PAS: Childhood Disability Rates Up 16 Percent in Past Decade
Lower rates of physical disability but higher rates of mental disability
MONDAY, May 6 (HealthDay News) -- Disability among children has increased in the last decade, particularly among children well above the poverty level; and, although disability rates due to physical conditions decreased, disability rates due to neurodevelopmental or mental conditions has increased, according to a study presented at the annual meeting of the Pediatric Academic Societies, held from May 4 to 7 in Washington, D.C.
Amy J. Houtrow, M.D., Ph.D., M.P.H., from the University of Pittsburgh, and colleagues analyzed data on 102,468 children up to 17 years old from the National Health Interview Surveys from 2001 to 2002 and 2009 to 2010 to assess trends in the prevalence of disability and underlying chronic conditions.
The researchers found that nearly six million children were classified as disabled in the most recent survey, a 16.3 percent increase. Although children living in poverty had the highest disability rates, significant increases in disability rates only occurred in children well above the federal poverty level (28.0 percent increase for 300 to 399 percent of the federal poverty level). There was a decline in disability rates due to physical conditions but an increase in disability rates due to neurodevelopmental/mental health conditions, particularly in children under 6 years of age (increase from 18.7 to 35.6 per 1,000).

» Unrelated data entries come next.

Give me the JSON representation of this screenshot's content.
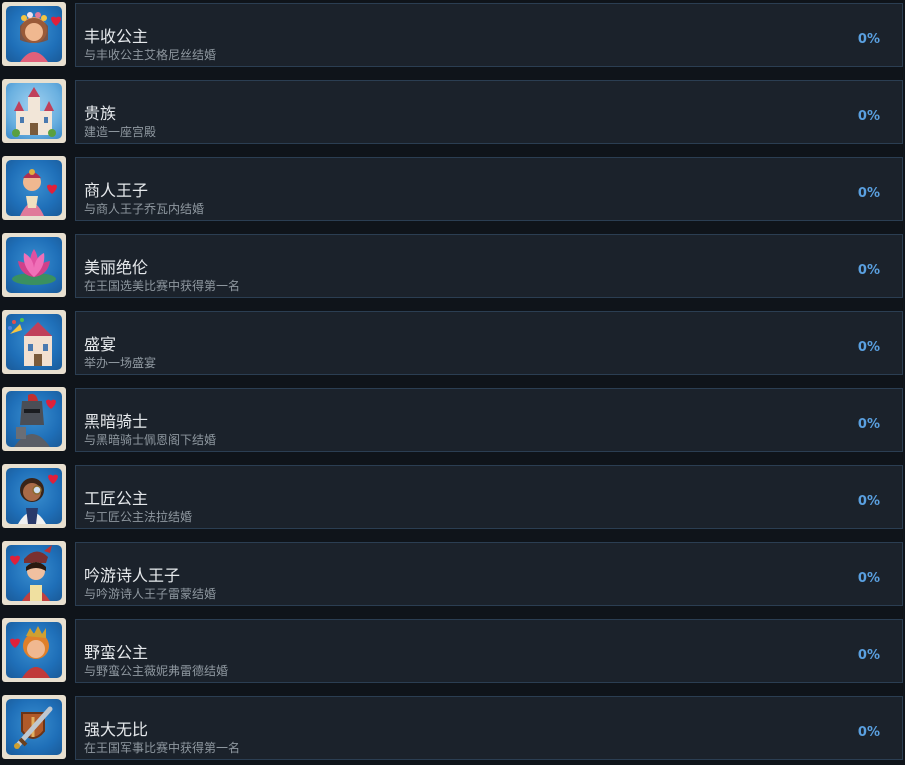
{
  "achievements": [
    {
      "title": "丰收公主",
      "desc": "与丰收公主艾格尼丝结婚",
      "pct": "0%",
      "icon": "harvest-princess-icon"
    },
    {
      "title": "贵族",
      "desc": "建造一座宫殿",
      "pct": "0%",
      "icon": "palace-icon"
    },
    {
      "title": "商人王子",
      "desc": "与商人王子乔瓦内结婚",
      "pct": "0%",
      "icon": "merchant-prince-icon"
    },
    {
      "title": "美丽绝伦",
      "desc": "在王国选美比赛中获得第一名",
      "pct": "0%",
      "icon": "lotus-flower-icon"
    },
    {
      "title": "盛宴",
      "desc": "举办一场盛宴",
      "pct": "0%",
      "icon": "feast-castle-icon"
    },
    {
      "title": "黑暗骑士",
      "desc": "与黑暗骑士佩恩阁下结婚",
      "pct": "0%",
      "icon": "dark-knight-icon"
    },
    {
      "title": "工匠公主",
      "desc": "与工匠公主法拉结婚",
      "pct": "0%",
      "icon": "craftsman-princess-icon"
    },
    {
      "title": "吟游诗人王子",
      "desc": "与吟游诗人王子雷蒙结婚",
      "pct": "0%",
      "icon": "bard-prince-icon"
    },
    {
      "title": "野蛮公主",
      "desc": "与野蛮公主薇妮弗雷德结婚",
      "pct": "0%",
      "icon": "barbarian-princess-icon"
    },
    {
      "title": "强大无比",
      "desc": "在王国军事比赛中获得第一名",
      "pct": "0%",
      "icon": "sword-shield-icon"
    }
  ]
}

"The survey did not break out autism, but we suspect that some of the increase in neurodevelopmental disabilities is due to the rising incidence or recognition of autism spectrum disorders," Houtrow said in a statement.
Abstract (http://www.pas-meeting.org/2013DC/Press/Releases/Sun/752377Sun.pdf )More Information (http://www.pas-meeting.org/2013DC/default.asp )